_Records shown:_
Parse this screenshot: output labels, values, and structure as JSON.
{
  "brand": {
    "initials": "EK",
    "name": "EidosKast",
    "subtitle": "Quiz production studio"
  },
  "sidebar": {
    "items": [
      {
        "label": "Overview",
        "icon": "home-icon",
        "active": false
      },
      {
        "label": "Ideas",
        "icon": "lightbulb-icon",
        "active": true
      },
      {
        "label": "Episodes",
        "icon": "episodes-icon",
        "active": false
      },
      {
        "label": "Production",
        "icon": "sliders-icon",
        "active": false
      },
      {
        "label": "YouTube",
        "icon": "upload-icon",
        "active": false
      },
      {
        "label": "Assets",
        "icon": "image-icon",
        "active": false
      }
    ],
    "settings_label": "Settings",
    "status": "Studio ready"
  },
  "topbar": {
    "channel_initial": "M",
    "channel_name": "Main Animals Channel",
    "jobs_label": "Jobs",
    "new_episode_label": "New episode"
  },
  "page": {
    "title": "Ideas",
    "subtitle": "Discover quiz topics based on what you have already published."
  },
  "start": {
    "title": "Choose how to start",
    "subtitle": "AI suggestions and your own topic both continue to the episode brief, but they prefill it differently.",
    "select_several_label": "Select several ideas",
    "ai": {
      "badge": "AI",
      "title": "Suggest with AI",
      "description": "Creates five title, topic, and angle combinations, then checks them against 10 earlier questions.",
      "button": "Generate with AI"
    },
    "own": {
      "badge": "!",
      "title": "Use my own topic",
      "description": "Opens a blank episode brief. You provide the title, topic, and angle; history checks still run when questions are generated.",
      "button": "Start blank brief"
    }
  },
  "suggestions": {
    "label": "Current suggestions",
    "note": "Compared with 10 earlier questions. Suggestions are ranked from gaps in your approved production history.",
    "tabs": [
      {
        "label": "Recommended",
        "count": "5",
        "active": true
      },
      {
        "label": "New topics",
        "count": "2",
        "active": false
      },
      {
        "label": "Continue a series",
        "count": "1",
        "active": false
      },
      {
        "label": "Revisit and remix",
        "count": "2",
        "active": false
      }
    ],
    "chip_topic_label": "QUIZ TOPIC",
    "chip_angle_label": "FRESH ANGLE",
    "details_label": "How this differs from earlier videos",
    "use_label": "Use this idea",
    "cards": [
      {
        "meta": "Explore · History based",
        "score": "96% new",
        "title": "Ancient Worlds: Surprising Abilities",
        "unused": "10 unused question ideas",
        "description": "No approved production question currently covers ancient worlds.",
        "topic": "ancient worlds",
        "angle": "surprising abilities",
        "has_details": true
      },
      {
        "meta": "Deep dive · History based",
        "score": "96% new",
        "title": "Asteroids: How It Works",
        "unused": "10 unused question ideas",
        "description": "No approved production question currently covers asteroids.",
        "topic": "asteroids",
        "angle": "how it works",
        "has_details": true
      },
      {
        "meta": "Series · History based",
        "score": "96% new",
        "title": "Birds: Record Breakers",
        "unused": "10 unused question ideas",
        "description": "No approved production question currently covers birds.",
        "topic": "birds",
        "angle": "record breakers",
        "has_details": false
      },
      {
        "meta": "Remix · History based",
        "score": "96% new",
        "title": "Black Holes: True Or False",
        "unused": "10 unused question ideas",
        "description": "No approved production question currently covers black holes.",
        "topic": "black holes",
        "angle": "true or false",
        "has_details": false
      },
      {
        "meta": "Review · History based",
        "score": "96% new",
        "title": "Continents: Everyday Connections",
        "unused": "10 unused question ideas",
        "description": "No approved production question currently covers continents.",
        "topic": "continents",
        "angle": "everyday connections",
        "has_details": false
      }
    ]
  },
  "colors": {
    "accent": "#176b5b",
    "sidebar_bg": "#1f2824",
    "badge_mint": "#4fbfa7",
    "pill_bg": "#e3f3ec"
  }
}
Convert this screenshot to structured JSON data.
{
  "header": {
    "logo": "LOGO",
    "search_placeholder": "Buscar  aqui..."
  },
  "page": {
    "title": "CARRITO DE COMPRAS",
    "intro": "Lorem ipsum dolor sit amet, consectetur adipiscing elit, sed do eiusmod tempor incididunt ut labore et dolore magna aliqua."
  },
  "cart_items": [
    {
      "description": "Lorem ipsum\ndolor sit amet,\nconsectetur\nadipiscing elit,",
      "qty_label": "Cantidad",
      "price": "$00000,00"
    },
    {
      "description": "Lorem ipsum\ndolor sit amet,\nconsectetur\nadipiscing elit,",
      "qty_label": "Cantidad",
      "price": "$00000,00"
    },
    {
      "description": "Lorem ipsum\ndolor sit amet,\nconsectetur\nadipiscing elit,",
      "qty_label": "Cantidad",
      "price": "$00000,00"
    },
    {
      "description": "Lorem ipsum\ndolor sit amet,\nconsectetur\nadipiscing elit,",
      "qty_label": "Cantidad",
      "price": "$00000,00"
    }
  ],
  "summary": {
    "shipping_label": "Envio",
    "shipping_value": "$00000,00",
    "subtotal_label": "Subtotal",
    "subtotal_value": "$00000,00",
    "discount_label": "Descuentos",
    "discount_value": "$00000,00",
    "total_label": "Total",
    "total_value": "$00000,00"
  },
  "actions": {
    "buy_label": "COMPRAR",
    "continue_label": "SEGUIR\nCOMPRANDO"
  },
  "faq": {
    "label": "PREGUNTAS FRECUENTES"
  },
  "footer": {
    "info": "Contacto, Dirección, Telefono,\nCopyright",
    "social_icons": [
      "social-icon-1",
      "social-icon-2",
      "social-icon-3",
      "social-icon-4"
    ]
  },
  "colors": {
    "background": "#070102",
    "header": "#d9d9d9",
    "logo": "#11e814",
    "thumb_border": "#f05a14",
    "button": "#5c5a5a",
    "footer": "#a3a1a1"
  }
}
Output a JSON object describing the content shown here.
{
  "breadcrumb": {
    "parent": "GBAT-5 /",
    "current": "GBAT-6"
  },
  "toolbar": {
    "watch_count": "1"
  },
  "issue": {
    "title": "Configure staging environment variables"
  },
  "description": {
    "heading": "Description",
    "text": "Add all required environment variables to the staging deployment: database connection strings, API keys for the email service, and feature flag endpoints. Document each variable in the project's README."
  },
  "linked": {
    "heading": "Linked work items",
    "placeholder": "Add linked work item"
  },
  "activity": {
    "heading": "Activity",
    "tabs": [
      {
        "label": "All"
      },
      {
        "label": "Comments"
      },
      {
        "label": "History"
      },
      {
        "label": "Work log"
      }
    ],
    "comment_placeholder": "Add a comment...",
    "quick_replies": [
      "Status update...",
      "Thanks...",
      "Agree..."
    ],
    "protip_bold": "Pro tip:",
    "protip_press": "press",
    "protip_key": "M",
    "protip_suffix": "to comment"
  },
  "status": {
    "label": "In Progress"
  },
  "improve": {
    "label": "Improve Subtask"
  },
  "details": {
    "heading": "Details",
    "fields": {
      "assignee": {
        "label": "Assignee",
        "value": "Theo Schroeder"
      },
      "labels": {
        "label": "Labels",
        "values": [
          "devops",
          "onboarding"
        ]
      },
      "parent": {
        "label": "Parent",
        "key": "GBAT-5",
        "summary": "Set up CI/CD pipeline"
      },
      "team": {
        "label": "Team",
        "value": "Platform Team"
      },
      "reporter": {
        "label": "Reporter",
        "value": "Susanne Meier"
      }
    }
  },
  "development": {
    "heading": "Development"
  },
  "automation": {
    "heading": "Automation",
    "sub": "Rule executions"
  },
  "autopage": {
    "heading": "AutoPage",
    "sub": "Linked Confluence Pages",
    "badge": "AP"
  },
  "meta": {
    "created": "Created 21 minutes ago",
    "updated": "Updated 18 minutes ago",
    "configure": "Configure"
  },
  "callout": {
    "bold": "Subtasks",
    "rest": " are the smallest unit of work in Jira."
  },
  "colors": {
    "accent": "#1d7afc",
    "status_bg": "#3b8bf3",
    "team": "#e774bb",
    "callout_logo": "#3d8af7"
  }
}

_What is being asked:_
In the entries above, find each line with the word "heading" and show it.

_Solution for this problem:_
    "heading": "Description",
    "heading": "Linked work items",
    "heading": "Activity",
    "heading": "Details",
    "heading": "Development"
    "heading": "Automation",
    "heading": "AutoPage",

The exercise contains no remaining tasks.